Give back all the records below, unaltered.

■ ■ ■ ■ ■

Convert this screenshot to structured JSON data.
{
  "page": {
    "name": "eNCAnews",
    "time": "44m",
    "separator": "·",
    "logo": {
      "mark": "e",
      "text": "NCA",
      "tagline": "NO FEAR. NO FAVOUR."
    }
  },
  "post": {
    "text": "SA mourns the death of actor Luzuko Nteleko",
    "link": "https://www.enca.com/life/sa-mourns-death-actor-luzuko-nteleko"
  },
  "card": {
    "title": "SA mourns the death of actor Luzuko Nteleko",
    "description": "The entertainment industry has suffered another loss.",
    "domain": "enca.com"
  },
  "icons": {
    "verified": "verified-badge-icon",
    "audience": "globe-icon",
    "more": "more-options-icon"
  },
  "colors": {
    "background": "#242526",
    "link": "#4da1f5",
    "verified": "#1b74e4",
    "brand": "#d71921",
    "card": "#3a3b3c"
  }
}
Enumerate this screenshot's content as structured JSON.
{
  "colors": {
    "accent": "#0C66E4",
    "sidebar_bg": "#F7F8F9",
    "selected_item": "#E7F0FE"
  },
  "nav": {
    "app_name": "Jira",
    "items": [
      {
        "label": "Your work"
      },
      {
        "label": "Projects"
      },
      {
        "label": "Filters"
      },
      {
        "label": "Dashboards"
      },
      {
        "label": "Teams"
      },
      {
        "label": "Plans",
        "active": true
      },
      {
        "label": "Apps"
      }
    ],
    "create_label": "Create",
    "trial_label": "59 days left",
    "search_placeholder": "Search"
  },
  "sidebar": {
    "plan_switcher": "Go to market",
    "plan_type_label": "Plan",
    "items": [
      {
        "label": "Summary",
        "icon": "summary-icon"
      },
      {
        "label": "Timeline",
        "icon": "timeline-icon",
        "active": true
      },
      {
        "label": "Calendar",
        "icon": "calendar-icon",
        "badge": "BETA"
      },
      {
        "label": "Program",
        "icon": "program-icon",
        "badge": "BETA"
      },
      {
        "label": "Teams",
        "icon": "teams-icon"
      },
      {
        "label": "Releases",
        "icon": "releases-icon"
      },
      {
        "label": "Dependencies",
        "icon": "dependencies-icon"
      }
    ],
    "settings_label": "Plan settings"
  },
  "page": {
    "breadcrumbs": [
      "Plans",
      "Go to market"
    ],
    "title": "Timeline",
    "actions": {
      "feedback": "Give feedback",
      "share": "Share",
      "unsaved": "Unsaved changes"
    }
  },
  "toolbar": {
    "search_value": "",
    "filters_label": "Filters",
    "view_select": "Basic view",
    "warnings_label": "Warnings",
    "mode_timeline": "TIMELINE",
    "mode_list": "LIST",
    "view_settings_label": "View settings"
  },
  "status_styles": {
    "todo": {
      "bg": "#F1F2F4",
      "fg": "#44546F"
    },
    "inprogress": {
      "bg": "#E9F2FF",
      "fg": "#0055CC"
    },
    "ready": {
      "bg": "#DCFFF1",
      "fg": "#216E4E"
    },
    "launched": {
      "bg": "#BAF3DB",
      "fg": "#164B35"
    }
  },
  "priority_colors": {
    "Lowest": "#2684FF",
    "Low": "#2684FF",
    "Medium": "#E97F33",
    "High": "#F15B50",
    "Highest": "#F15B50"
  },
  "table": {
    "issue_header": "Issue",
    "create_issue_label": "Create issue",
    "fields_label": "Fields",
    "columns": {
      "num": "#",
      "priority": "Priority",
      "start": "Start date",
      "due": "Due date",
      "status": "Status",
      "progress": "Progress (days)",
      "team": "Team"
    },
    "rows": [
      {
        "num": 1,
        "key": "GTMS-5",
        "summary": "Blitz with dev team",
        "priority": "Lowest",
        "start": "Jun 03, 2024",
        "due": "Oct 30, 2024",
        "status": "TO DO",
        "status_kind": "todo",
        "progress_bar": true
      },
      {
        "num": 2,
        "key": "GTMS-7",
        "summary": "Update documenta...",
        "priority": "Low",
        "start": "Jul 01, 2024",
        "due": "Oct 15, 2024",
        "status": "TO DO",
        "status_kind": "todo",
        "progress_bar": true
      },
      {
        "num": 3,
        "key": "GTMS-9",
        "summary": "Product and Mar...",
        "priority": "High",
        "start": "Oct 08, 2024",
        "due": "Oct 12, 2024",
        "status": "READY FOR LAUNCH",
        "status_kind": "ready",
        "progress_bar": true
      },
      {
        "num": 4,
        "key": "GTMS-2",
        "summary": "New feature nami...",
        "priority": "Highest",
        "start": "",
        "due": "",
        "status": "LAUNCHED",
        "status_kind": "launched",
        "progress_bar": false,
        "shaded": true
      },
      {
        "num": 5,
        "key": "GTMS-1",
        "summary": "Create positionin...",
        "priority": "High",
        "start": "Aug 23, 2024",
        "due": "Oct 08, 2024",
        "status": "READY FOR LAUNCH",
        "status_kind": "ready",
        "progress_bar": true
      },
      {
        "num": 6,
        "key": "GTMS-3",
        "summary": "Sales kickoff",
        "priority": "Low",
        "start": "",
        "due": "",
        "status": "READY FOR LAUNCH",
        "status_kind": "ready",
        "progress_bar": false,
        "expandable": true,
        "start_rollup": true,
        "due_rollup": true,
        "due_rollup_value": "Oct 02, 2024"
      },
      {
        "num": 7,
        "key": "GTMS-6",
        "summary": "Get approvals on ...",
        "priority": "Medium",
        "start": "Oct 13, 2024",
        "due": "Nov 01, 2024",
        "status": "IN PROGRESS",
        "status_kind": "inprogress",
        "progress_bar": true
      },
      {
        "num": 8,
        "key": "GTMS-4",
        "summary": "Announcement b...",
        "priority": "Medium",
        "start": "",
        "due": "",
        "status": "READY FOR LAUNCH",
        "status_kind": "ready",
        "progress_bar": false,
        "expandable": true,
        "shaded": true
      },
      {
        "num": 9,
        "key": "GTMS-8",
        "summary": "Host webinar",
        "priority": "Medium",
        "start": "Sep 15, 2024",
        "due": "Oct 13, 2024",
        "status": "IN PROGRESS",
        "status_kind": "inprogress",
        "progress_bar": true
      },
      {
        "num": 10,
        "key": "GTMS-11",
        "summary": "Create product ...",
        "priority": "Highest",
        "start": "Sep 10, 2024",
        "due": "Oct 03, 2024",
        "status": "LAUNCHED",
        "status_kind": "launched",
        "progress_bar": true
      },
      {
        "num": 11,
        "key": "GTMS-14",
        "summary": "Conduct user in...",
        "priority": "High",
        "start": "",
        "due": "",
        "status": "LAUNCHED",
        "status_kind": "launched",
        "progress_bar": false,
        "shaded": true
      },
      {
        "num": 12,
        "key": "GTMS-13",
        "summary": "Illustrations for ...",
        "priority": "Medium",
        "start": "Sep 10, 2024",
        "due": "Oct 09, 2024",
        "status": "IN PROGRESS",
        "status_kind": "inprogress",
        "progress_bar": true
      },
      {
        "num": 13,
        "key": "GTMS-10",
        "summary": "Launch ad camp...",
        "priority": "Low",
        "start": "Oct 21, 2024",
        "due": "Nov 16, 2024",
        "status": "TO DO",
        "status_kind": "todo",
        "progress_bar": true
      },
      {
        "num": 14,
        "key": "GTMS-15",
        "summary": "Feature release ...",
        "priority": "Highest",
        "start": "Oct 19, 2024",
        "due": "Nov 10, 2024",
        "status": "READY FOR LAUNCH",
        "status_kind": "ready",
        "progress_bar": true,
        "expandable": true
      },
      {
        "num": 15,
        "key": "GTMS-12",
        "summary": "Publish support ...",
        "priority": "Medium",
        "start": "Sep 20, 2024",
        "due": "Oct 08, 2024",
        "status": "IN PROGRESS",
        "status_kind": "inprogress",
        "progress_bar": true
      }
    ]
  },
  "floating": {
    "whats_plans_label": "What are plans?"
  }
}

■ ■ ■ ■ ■

- _Answer to this problem_:
Convert this screenshot to structured JSON data.
{
  "page": {
    "name": "eNCAnews",
    "time": "44m",
    "separator": "·",
    "logo": {
      "mark": "e",
      "text": "NCA",
      "tagline": "NO FEAR. NO FAVOUR."
    }
  },
  "post": {
    "text": "SA mourns the death of actor Luzuko Nteleko",
    "link": "https://www.enca.com/life/sa-mourns-death-actor-luzuko-nteleko"
  },
  "card": {
    "title": "SA mourns the death of actor Luzuko Nteleko",
    "description": "The entertainment industry has suffered another loss.",
    "domain": "enca.com"
  },
  "icons": {
    "verified": "verified-badge-icon",
    "audience": "globe-icon",
    "more": "more-options-icon"
  },
  "colors": {
    "background": "#242526",
    "link": "#4da1f5",
    "verified": "#1b74e4",
    "brand": "#d71921",
    "card": "#3a3b3c"
  }
}
Enumerate this screenshot's content as structured JSON.
{
  "colors": {
    "accent": "#0C66E4",
    "sidebar_bg": "#F7F8F9",
    "selected_item": "#E7F0FE"
  },
  "nav": {
    "app_name": "Jira",
    "items": [
      {
        "label": "Your work"
      },
      {
        "label": "Projects"
      },
      {
        "label": "Filters"
      },
      {
        "label": "Dashboards"
      },
      {
        "label": "Teams"
      },
      {
        "label": "Plans",
        "active": true
      },
      {
        "label": "Apps"
      }
    ],
    "create_label": "Create",
    "trial_label": "59 days left",
    "search_placeholder": "Search"
  },
  "sidebar": {
    "plan_switcher": "Go to market",
    "plan_type_label": "Plan",
    "items": [
      {
        "label": "Summary",
        "icon": "summary-icon"
      },
      {
        "label": "Timeline",
        "icon": "timeline-icon",
        "active": true
      },
      {
        "label": "Calendar",
        "icon": "calendar-icon",
        "badge": "BETA"
      },
      {
        "label": "Program",
        "icon": "program-icon",
        "badge": "BETA"
      },
      {
        "label": "Teams",
        "icon": "teams-icon"
      },
      {
        "label": "Releases",
        "icon": "releases-icon"
      },
      {
        "label": "Dependencies",
        "icon": "dependencies-icon"
      }
    ],
    "settings_label": "Plan settings"
  },
  "page": {
    "breadcrumbs": [
      "Plans",
      "Go to market"
    ],
    "title": "Timeline",
    "actions": {
      "feedback": "Give feedback",
      "share": "Share",
      "unsaved": "Unsaved changes"
    }
  },
  "toolbar": {
    "search_value": "",
    "filters_label": "Filters",
    "view_select": "Basic view",
    "warnings_label": "Warnings",
    "mode_timeline": "TIMELINE",
    "mode_list": "LIST",
    "view_settings_label": "View settings"
  },
  "status_styles": {
    "todo": {
      "bg": "#F1F2F4",
      "fg": "#44546F"
    },
    "inprogress": {
      "bg": "#E9F2FF",
      "fg": "#0055CC"
    },
    "ready": {
      "bg": "#DCFFF1",
      "fg": "#216E4E"
    },
    "launched": {
      "bg": "#BAF3DB",
      "fg": "#164B35"
    }
  },
  "priority_colors": {
    "Lowest": "#2684FF",
    "Low": "#2684FF",
    "Medium": "#E97F33",
    "High": "#F15B50",
    "Highest": "#F15B50"
  },
  "table": {
    "issue_header": "Issue",
    "create_issue_label": "Create issue",
    "fields_label": "Fields",
    "columns": {
      "num": "#",
      "priority": "Priority",
      "start": "Start date",
      "due": "Due date",
      "status": "Status",
      "progress": "Progress (days)",
      "team": "Team"
    },
    "rows": [
      {
        "num": 1,
        "key": "GTMS-5",
        "summary": "Blitz with dev team",
        "priority": "Lowest",
        "start": "Jun 03, 2024",
        "due": "Oct 30, 2024",
        "status": "TO DO",
        "status_kind": "todo",
        "progress_bar": true
      },
      {
        "num": 2,
        "key": "GTMS-7",
        "summary": "Update documenta...",
        "priority": "Low",
        "start": "Jul 01, 2024",
        "due": "Oct 15, 2024",
        "status": "TO DO",
        "status_kind": "todo",
        "progress_bar": true
      },
      {
        "num": 3,
        "key": "GTMS-9",
        "summary": "Product and Mar...",
        "priority": "High",
        "start": "Oct 08, 2024",
        "due": "Oct 12, 2024",
        "status": "READY FOR LAUNCH",
        "status_kind": "ready",
        "progress_bar": true
      },
      {
        "num": 4,
        "key": "GTMS-2",
        "summary": "New feature nami...",
        "priority": "Highest",
        "start": "",
        "due": "",
        "status": "LAUNCHED",
        "status_kind": "launched",
        "progress_bar": false,
        "shaded": true
      },
      {
        "num": 5,
        "key": "GTMS-1",
        "summary": "Create positionin...",
        "priority": "High",
        "start": "Aug 23, 2024",
        "due": "Oct 08, 2024",
        "status": "READY FOR LAUNCH",
        "status_kind": "ready",
        "progress_bar": true
      },
      {
        "num": 6,
        "key": "GTMS-3",
        "summary": "Sales kickoff",
        "priority": "Low",
        "start": "",
        "due": "",
        "status": "READY FOR LAUNCH",
        "status_kind": "ready",
        "progress_bar": false,
        "expandable": true,
        "start_rollup": true,
        "due_rollup": true,
        "due_rollup_value": "Oct 02, 2024"
      },
      {
        "num": 7,
        "key": "GTMS-6",
        "summary": "Get approvals on ...",
        "priority": "Medium",
        "start": "Oct 13, 2024",
        "due": "Nov 01, 2024",
        "status": "IN PROGRESS",
        "status_kind": "inprogress",
        "progress_bar": true
      },
      {
        "num": 8,
        "key": "GTMS-4",
        "summary": "Announcement b...",
        "priority": "Medium",
        "start": "",
        "due": "",
        "status": "READY FOR LAUNCH",
        "status_kind": "ready",
        "progress_bar": false,
        "expandable": true,
        "shaded": true
      },
      {
        "num": 9,
        "key": "GTMS-8",
        "summary": "Host webinar",
        "priority": "Medium",
        "start": "Sep 15, 2024",
        "due": "Oct 13, 2024",
        "status": "IN PROGRESS",
        "status_kind": "inprogress",
        "progress_bar": true
      },
      {
        "num": 10,
        "key": "GTMS-11",
        "summary": "Create product ...",
        "priority": "Highest",
        "start": "Sep 10, 2024",
        "due": "Oct 03, 2024",
        "status": "LAUNCHED",
        "status_kind": "launched",
        "progress_bar": true
      },
      {
        "num": 11,
        "key": "GTMS-14",
        "summary": "Conduct user in...",
        "priority": "High",
        "start": "",
        "due": "",
        "status": "LAUNCHED",
        "status_kind": "launched",
        "progress_bar": false,
        "shaded": true
      },
      {
        "num": 12,
        "key": "GTMS-13",
        "summary": "Illustrations for ...",
        "priority": "Medium",
        "start": "Sep 10, 2024",
        "due": "Oct 09, 2024",
        "status": "IN PROGRESS",
        "status_kind": "inprogress",
        "progress_bar": true
      },
      {
        "num": 13,
        "key": "GTMS-10",
        "summary": "Launch ad camp...",
        "priority": "Low",
        "start": "Oct 21, 2024",
        "due": "Nov 16, 2024",
        "status": "TO DO",
        "status_kind": "todo",
        "progress_bar": true
      },
      {
        "num": 14,
        "key": "GTMS-15",
        "summary": "Feature release ...",
        "priority": "Highest",
        "start": "Oct 19, 2024",
        "due": "Nov 10, 2024",
        "status": "READY FOR LAUNCH",
        "status_kind": "ready",
        "progress_bar": true,
        "expandable": true
      },
      {
        "num": 15,
        "key": "GTMS-12",
        "summary": "Publish support ...",
        "priority": "Medium",
        "start": "Sep 20, 2024",
        "due": "Oct 08, 2024",
        "status": "IN PROGRESS",
        "status_kind": "inprogress",
        "progress_bar": true
      }
    ]
  },
  "floating": {
    "whats_plans_label": "What are plans?"
  }
}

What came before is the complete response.